- [Exercise instructions]: From the listing below, select every line where the word "this" appears.

- [Material supplied]:
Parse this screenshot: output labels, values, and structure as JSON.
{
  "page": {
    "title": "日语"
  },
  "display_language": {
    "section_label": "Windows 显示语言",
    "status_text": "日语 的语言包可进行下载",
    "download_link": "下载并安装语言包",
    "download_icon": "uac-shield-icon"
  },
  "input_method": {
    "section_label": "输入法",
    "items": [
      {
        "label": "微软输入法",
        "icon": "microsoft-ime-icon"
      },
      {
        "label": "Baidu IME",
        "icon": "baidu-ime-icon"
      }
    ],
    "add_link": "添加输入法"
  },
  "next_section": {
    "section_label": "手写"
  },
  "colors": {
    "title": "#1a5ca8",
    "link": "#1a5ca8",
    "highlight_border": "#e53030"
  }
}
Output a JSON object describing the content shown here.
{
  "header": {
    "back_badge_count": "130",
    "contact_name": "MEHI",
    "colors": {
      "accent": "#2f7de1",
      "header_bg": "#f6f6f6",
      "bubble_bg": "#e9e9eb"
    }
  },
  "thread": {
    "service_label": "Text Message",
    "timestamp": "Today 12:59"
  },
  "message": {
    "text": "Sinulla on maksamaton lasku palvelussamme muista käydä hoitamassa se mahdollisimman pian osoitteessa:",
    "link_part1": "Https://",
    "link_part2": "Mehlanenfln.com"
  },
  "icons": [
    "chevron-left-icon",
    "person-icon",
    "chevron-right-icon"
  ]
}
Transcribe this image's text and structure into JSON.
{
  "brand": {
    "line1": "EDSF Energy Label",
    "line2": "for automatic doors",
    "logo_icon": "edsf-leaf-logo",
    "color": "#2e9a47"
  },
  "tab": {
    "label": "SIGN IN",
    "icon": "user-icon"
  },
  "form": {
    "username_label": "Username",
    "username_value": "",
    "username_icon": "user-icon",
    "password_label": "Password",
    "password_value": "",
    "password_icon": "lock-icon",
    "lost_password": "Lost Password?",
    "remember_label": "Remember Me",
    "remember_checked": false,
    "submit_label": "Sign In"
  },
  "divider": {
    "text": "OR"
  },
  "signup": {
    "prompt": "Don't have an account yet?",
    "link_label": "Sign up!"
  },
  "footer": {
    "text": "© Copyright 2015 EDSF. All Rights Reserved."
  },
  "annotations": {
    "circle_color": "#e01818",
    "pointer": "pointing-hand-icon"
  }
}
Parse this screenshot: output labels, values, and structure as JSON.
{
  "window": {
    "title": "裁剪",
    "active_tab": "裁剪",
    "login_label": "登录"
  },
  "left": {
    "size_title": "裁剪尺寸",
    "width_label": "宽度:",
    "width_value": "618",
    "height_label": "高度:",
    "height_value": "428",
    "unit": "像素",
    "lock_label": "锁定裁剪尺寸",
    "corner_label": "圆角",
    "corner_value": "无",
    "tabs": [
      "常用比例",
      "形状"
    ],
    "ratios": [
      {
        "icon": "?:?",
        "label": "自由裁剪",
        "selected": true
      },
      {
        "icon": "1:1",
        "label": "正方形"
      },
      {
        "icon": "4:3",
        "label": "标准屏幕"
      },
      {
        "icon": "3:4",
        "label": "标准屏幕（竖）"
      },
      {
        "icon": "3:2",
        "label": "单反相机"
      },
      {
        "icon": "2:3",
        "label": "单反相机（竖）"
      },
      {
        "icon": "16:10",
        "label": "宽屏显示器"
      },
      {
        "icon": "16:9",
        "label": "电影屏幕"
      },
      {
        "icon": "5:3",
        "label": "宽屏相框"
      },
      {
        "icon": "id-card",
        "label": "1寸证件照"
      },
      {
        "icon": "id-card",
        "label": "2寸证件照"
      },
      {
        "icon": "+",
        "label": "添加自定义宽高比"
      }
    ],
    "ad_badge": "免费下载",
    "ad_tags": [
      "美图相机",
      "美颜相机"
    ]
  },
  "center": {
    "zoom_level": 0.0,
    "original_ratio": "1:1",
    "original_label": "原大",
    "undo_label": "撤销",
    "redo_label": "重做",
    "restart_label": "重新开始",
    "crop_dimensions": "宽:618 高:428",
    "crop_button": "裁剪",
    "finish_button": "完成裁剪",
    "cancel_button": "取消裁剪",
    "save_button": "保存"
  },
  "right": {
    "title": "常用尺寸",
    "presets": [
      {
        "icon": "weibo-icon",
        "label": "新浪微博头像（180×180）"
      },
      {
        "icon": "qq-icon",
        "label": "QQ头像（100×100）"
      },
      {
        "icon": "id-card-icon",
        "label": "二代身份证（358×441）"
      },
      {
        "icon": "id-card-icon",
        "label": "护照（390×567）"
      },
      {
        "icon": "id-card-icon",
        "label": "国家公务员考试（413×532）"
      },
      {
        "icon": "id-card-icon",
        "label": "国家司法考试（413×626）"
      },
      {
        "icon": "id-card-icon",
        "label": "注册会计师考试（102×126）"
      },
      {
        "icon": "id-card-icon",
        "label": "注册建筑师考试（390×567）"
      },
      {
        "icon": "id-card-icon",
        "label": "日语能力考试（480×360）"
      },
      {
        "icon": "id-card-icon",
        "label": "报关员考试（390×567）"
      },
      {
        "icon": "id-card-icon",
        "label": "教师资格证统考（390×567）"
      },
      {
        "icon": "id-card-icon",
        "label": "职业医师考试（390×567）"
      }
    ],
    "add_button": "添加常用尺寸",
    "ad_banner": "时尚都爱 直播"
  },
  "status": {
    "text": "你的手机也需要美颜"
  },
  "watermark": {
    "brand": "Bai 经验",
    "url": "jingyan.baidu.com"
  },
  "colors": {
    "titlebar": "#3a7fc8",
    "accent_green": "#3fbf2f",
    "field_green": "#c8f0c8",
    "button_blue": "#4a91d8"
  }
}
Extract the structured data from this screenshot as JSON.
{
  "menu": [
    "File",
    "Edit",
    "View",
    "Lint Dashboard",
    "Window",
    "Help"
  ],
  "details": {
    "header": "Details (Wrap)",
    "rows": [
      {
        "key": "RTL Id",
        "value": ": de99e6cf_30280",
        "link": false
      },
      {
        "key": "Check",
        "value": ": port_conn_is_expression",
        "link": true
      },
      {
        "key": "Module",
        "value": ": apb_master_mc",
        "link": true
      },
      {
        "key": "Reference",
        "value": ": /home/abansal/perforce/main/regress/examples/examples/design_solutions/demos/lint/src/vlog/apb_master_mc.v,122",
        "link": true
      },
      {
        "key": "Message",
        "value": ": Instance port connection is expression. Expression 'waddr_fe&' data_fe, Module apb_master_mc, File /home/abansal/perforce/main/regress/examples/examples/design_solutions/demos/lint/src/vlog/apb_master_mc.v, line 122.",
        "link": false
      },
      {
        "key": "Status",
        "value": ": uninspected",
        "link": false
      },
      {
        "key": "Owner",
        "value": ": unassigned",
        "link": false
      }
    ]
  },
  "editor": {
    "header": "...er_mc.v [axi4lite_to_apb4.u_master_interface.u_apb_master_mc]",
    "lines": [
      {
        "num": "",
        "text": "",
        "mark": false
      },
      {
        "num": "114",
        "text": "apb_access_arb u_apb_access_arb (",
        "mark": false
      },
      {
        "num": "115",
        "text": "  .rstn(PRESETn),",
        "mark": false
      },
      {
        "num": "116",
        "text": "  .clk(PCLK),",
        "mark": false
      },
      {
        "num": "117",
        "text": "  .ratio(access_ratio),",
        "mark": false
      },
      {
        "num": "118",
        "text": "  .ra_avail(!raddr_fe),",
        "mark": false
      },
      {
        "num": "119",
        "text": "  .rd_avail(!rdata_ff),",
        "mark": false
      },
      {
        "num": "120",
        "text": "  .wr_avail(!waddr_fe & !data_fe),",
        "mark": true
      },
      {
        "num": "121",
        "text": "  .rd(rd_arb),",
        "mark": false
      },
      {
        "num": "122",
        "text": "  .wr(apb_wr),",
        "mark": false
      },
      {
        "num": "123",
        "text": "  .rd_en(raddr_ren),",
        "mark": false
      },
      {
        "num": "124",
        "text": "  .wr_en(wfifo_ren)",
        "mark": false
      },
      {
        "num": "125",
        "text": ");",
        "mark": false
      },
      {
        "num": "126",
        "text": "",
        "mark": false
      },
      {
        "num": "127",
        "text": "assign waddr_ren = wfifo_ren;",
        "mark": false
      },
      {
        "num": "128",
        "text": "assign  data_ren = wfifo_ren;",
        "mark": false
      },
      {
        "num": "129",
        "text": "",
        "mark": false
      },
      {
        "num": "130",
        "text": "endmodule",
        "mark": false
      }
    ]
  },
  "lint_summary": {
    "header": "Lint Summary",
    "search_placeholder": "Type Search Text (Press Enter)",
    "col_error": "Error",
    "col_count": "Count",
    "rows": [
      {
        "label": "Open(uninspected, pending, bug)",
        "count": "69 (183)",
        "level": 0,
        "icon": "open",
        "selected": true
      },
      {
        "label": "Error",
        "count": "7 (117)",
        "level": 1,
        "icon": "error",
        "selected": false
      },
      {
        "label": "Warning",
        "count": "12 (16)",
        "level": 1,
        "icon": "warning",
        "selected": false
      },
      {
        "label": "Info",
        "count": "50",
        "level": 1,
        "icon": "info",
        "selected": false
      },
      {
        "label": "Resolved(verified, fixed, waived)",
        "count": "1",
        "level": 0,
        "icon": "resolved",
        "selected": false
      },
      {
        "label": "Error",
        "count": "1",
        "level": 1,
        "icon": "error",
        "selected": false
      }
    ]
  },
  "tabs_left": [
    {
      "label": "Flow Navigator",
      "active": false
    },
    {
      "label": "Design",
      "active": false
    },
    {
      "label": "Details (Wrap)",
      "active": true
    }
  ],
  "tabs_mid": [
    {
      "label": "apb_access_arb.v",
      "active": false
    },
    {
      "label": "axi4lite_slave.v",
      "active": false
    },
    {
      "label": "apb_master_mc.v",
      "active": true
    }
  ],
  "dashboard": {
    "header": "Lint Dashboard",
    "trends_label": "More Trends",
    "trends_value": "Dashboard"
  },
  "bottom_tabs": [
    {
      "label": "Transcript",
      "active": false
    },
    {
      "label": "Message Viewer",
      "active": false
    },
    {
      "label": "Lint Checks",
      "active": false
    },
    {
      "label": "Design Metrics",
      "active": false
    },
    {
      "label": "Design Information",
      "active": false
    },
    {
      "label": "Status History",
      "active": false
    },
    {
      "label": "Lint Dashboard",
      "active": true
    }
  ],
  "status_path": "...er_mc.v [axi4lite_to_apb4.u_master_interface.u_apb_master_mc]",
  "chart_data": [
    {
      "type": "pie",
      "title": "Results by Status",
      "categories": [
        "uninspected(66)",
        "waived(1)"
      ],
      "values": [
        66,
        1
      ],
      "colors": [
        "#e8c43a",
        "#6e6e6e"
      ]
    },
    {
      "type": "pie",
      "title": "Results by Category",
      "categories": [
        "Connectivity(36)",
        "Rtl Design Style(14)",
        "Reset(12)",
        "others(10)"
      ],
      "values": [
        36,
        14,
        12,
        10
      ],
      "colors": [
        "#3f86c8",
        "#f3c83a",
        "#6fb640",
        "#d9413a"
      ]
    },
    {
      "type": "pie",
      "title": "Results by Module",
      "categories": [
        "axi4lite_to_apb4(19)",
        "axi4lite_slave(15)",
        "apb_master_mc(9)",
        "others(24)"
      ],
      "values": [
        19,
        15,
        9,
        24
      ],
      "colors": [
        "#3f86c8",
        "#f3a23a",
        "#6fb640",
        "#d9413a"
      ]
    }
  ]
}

- [Problem solution]:
Parse this screenshot: output labels, values, and structure as JSON.
Transcribe this image's text and structure into JSON.
Parse this screenshot: output labels, values, and structure as JSON.
Extract the structured data from this screenshot as JSON.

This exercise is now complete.